IMG_0013   Carbon 6

The Carbon Advantage

Nothing reinforces composites quite like carbon fiber. Pound for pound, compared to steel, carbon fiber is 3.5 times stiffer and more than 12 times stronger.

There are two different kinds of carbon fiber – PAN and Pitch based. PAN based fibers, the most popular in the industrial and sporting goods industry are easy to process, have excellent mechanical properties, and are much more widely produced than Pitch based fibers. PAN fibers are acrylic (polyacrylonitrile) containing carbon backbones that are heated under tension at 200-300ºC to align the molecules for higher stiffness (or modulus). The temperature is then raised to 1000ºC in a nitrogen atmosphere to carbonize the fibers.

To produce high modulus carbon fibers (>45 Msi) PAN fibers are then heated under an inert atmosphere at 3000ºC to arrive at almost pure carbon. Here is the distinction between graphite fibers and carbon fibers. While carbon is approximately 93% to 95% carbon, graphite is almost 100% pure carbon.

The price difference between carbon and graphite is significant. Pitch based carbon fibers on the other hand are generally higher in modulus, lower strength, and can be more difficult to process. Lower modulus versions of pitch based carbon are available as well, and are typically used in thermal management applications due to their high thermal conductivity.

Examples of applications requiring carbon fiber would be aerospace parts where there’s a demand for high strength, and light weight. Components such as the International Space Station, satellites, rocket motor casings, and expendable launch vehicles used the Boeing Delta rocket programs all require carbon fiber reinforcements to meet performance and weight criteria. Typical carbon fiber used in boat building is standard modulus (33 Msi) where low weight is essential, but some stiffness is traded for greater elasticity or impact resistance.

Carbon is being used as the primary reinforcement in not only hull sides and bottom, but in the superstructure of large boats and ships as well.

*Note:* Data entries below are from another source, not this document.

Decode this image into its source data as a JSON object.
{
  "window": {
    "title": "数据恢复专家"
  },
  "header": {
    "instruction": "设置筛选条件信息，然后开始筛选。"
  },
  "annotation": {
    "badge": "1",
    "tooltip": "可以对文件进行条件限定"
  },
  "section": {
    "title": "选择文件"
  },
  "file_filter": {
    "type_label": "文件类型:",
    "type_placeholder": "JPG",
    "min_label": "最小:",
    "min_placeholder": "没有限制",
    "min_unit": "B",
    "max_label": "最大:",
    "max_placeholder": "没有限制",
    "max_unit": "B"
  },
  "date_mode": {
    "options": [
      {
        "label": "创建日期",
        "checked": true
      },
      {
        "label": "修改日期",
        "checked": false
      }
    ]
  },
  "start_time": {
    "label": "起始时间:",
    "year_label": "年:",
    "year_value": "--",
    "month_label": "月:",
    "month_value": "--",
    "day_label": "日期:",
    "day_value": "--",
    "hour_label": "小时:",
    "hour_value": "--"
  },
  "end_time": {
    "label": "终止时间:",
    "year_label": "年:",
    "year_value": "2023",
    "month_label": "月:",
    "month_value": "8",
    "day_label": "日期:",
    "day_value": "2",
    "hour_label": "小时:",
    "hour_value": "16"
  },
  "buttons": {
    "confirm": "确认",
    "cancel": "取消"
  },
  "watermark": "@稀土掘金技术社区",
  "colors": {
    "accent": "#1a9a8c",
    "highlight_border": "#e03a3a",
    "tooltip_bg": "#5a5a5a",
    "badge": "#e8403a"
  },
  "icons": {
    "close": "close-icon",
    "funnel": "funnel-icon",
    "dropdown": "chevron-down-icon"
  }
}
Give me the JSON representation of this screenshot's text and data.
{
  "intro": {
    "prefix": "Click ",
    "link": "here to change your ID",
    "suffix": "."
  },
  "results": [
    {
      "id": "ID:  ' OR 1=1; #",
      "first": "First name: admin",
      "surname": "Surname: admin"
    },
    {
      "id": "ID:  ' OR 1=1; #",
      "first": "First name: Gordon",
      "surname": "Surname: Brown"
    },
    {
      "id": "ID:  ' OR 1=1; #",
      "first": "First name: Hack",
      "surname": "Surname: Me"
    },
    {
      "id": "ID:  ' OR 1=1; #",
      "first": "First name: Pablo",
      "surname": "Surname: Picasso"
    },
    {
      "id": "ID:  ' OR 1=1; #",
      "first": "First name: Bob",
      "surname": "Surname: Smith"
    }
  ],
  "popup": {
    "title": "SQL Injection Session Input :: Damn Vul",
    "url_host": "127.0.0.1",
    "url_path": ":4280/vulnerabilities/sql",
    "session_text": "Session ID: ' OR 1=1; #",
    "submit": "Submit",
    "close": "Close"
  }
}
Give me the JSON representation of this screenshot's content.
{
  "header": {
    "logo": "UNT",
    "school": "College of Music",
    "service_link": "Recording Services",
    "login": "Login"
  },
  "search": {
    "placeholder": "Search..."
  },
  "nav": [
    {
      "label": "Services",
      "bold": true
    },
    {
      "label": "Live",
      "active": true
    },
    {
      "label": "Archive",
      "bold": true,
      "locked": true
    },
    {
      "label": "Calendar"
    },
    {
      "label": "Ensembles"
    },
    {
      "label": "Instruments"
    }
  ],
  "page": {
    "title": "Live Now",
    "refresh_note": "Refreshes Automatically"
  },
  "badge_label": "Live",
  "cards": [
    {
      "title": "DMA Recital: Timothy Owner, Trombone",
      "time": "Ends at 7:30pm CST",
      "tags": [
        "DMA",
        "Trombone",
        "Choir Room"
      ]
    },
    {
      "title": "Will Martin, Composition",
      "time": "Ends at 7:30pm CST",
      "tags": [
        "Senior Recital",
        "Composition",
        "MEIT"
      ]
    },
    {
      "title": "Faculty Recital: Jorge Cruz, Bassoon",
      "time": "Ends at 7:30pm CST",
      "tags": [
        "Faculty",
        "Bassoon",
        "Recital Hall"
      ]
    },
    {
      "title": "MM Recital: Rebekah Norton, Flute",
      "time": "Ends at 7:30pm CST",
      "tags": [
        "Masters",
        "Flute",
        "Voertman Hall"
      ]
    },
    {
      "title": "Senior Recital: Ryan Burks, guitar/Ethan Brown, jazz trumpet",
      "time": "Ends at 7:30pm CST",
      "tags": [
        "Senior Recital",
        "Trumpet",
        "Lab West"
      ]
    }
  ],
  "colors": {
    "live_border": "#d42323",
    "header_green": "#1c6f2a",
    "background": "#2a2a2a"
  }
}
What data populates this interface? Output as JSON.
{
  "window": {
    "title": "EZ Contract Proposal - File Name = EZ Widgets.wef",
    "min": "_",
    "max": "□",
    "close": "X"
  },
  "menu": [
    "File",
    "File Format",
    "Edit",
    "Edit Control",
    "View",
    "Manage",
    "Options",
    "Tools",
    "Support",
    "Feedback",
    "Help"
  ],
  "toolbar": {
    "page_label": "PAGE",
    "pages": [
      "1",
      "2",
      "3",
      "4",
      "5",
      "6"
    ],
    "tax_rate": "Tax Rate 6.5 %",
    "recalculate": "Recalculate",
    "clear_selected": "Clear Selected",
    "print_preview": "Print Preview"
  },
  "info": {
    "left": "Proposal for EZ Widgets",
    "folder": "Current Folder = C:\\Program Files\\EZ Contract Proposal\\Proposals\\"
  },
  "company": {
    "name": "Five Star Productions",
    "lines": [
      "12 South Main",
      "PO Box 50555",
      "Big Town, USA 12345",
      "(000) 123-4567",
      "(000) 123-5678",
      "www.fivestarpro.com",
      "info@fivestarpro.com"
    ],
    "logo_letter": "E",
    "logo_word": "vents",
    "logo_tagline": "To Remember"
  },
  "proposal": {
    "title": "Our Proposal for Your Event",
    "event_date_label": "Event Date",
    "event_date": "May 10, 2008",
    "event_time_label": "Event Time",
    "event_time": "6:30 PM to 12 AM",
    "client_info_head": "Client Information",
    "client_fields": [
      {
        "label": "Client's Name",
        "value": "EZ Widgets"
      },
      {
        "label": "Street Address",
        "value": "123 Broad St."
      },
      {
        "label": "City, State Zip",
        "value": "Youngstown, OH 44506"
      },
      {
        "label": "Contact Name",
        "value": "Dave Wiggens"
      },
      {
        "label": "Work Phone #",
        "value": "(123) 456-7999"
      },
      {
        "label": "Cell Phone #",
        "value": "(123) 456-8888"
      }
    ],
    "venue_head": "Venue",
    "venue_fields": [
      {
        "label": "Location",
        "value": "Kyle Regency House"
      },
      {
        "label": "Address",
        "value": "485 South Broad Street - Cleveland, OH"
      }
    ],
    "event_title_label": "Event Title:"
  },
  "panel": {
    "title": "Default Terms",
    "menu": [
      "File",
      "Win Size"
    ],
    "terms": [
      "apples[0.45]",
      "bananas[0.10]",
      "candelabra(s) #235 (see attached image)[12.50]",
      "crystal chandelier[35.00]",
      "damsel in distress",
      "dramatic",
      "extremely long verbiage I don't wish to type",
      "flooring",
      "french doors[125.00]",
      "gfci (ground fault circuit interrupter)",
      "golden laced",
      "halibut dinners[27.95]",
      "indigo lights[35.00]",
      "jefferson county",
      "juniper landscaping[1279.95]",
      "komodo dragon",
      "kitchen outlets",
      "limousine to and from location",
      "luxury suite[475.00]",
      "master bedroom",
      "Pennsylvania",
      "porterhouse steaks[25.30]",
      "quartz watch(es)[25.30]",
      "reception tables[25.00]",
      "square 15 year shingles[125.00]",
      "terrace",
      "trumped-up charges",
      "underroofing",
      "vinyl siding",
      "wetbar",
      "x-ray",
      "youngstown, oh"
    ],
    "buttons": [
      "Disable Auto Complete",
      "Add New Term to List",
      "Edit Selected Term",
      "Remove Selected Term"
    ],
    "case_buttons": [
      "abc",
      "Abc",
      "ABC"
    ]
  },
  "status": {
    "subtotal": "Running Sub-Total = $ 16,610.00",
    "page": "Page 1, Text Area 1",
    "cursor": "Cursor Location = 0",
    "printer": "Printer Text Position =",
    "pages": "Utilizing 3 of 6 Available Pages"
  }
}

Carbon unidirectional fibers placed on deck beam stringer caps can help reduce the depth of the beam thus lowering overall deck height and increasing the span between bulkheads, opening the door for more interior design options.  Carbon fiber’s stiffness and strength can also be used to handle the highly concentrated loads such as those found on a sailboat i.e. mainsheet travelers, chainplates, rudder bearings, masts and booms.

Vectorply produces a variety of different VectorUltra carbon fiber reinforcement architectures to help optimize material properties for any application.  VectorUltra architectures are available in unidirectional (0°), biaxial (±45° or 0°/90°), triaxial (+45°/90°/-45°), and quadraxial (0°/+45°/90°/-45°) in a wide range of areal weights.